[Opening DATASET EXCERPTS section]

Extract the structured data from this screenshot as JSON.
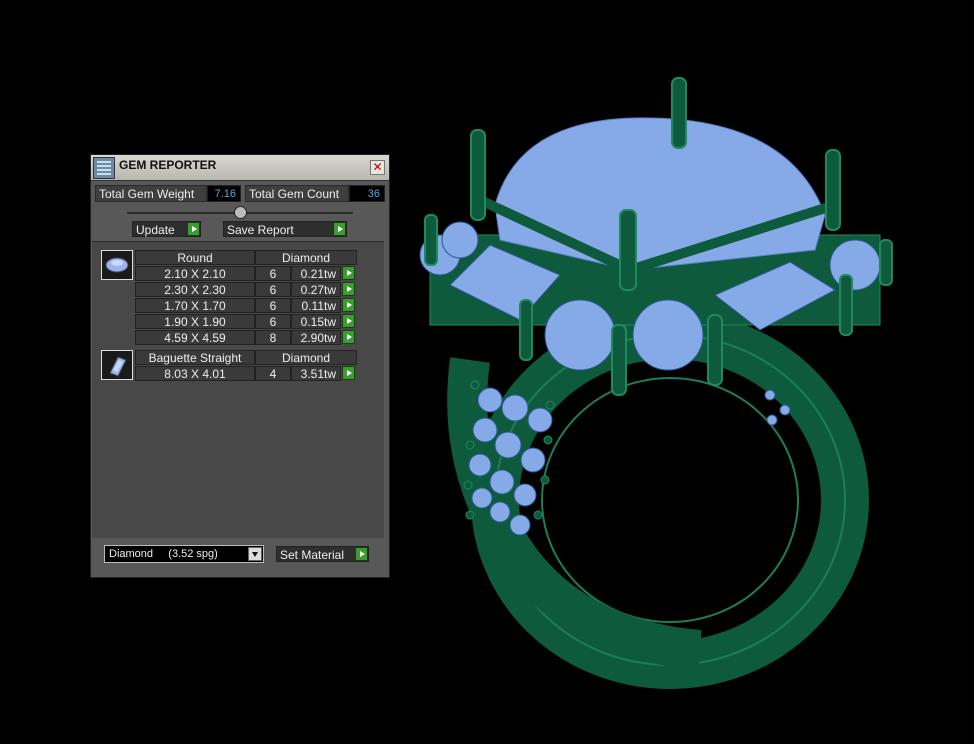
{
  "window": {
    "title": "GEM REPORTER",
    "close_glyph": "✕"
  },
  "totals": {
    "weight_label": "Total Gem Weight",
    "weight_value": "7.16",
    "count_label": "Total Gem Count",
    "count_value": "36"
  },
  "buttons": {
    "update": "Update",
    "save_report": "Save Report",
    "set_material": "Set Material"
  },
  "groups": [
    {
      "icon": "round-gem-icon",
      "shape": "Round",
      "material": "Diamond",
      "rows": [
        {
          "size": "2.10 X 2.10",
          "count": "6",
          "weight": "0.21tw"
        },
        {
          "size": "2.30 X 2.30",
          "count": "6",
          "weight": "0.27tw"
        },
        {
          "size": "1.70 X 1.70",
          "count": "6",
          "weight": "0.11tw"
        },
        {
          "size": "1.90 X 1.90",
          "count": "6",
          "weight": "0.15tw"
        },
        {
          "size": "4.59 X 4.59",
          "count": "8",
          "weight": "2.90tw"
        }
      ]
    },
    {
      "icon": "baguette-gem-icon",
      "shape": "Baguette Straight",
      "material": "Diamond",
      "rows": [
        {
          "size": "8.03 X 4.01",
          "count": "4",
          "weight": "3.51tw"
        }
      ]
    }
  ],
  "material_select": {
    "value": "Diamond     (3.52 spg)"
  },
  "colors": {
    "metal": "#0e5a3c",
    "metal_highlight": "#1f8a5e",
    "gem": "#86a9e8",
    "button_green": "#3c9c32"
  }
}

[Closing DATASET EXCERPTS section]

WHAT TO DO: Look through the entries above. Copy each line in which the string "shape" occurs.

YOUR SOLUTION:
      "shape": "Round",
      "shape": "Baguette Straight",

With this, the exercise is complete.